● **WORK ITEM**: Please return every line of the records below that holds the word "retweets".

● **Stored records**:
⁂

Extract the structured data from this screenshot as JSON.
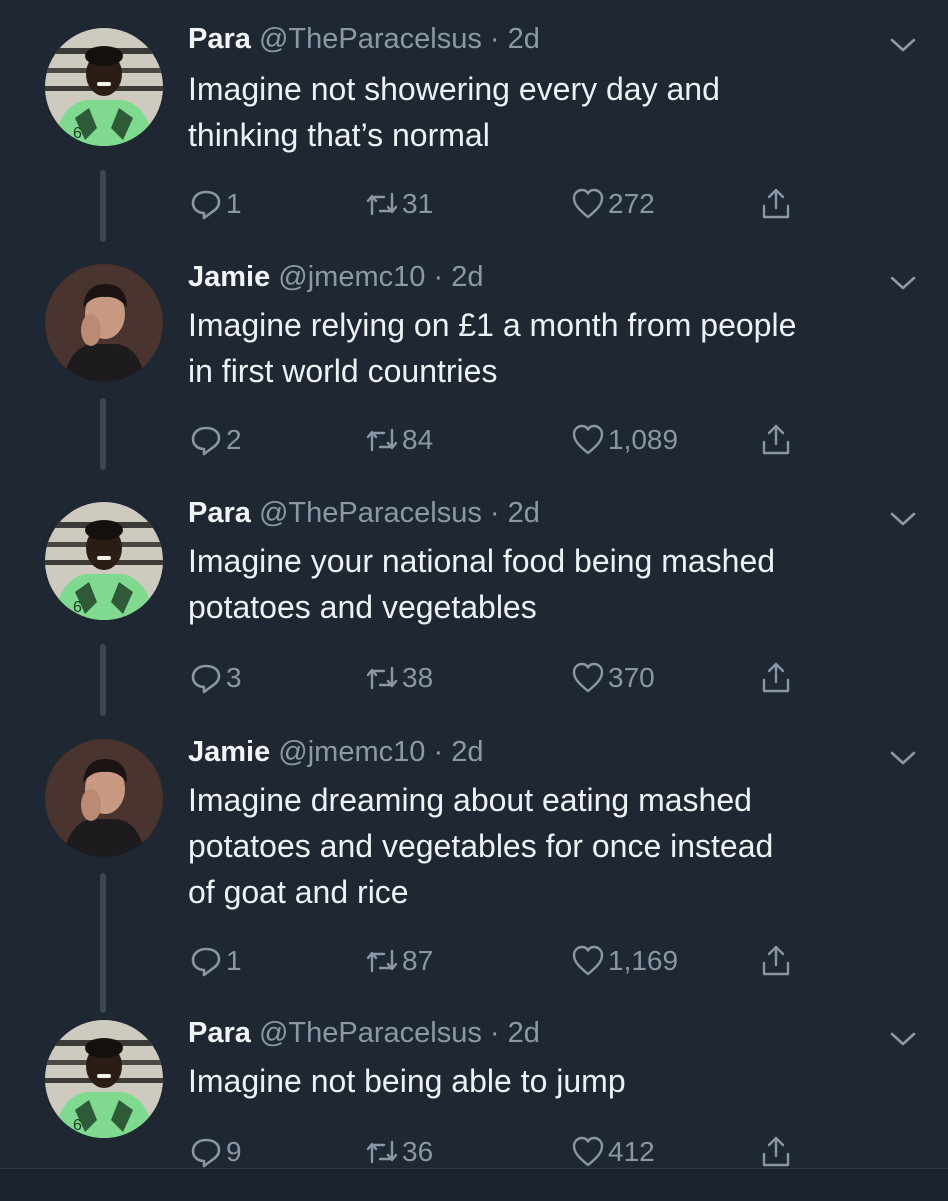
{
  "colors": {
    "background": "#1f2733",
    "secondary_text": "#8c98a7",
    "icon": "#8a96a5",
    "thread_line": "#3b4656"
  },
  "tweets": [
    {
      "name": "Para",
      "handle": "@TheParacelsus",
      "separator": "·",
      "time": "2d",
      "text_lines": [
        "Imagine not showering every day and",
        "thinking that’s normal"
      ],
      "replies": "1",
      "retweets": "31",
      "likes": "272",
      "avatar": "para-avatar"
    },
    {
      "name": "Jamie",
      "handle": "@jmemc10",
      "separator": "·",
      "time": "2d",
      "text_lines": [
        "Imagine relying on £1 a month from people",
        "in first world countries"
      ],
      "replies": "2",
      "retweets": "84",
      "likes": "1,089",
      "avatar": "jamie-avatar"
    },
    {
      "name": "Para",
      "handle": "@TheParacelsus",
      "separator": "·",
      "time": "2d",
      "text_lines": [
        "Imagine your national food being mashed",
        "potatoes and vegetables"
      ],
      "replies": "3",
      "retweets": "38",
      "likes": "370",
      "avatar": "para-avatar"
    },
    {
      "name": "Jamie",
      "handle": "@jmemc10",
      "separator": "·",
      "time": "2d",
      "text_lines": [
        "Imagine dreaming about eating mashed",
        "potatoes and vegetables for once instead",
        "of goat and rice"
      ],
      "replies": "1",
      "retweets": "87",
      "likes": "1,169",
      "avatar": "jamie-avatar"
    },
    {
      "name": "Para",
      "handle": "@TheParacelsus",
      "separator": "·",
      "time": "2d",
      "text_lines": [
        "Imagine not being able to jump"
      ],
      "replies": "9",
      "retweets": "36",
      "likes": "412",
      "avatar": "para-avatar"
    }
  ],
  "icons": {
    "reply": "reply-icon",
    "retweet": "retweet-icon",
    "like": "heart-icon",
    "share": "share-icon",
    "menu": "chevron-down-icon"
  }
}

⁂

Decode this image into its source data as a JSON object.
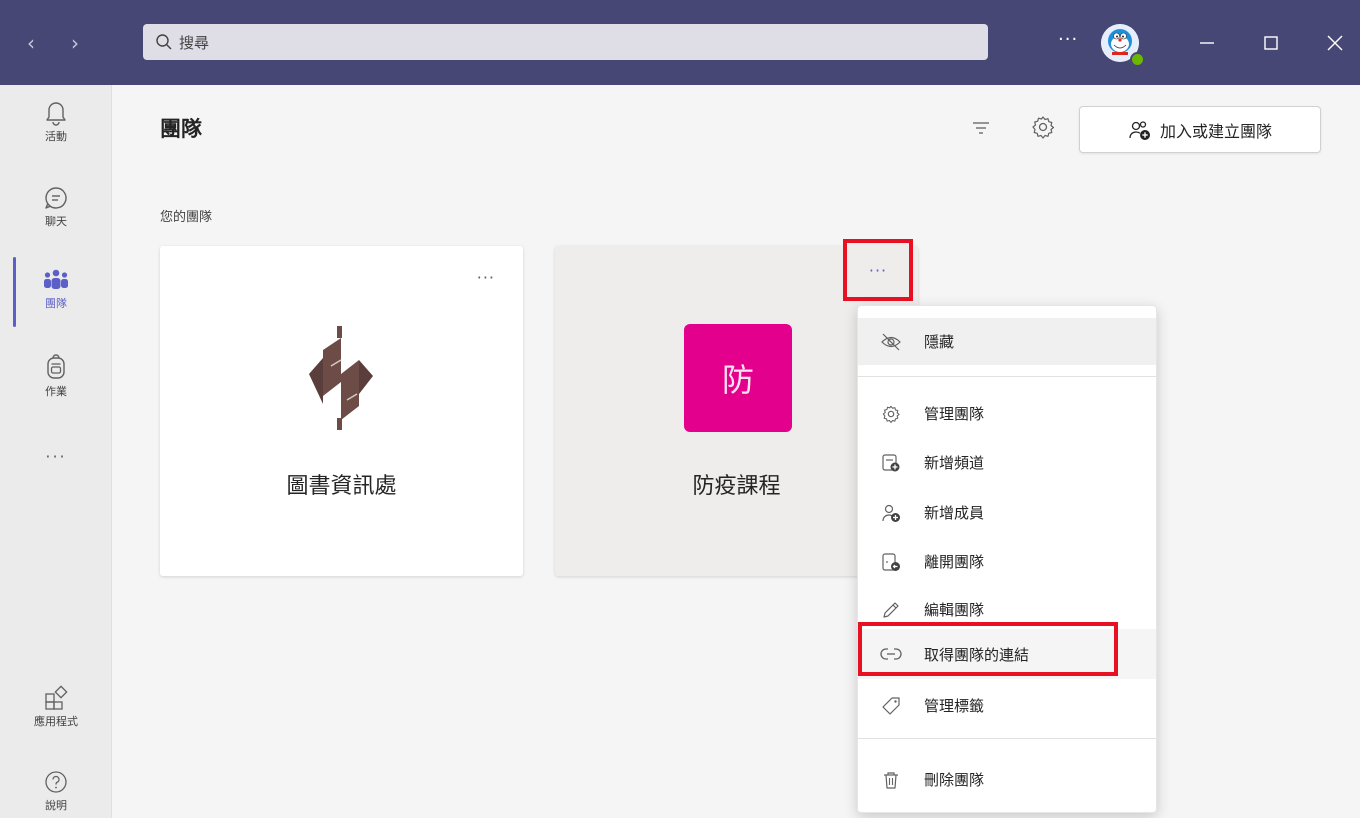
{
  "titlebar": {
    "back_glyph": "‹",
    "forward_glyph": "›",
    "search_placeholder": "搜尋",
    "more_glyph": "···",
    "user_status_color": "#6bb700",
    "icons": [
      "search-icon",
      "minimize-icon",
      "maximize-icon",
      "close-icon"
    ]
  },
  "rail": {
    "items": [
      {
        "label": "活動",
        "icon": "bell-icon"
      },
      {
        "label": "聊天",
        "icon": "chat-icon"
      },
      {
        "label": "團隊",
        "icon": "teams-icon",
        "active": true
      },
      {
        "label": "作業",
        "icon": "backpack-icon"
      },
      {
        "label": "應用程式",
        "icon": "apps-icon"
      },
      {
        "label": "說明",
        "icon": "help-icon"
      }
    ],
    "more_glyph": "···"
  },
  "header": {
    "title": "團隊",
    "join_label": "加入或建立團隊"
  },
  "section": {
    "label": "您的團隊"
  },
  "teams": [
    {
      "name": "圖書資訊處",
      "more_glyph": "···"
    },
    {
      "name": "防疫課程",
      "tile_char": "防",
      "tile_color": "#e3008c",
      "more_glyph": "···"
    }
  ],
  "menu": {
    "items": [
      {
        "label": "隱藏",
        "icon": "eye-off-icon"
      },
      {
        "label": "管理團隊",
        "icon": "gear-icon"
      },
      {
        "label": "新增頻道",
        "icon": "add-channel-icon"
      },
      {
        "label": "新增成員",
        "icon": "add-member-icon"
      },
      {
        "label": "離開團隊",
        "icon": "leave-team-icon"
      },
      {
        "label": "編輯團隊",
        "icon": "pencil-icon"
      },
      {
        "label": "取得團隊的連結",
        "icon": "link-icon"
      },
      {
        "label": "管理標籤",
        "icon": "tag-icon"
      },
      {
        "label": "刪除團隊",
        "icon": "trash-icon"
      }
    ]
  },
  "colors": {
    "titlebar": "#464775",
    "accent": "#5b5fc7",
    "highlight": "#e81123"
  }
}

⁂

● **RESPONSE AREA**:
      "retweets": "31",
      "retweets": "84",
      "retweets": "38",
      "retweets": "87",
      "retweets": "36",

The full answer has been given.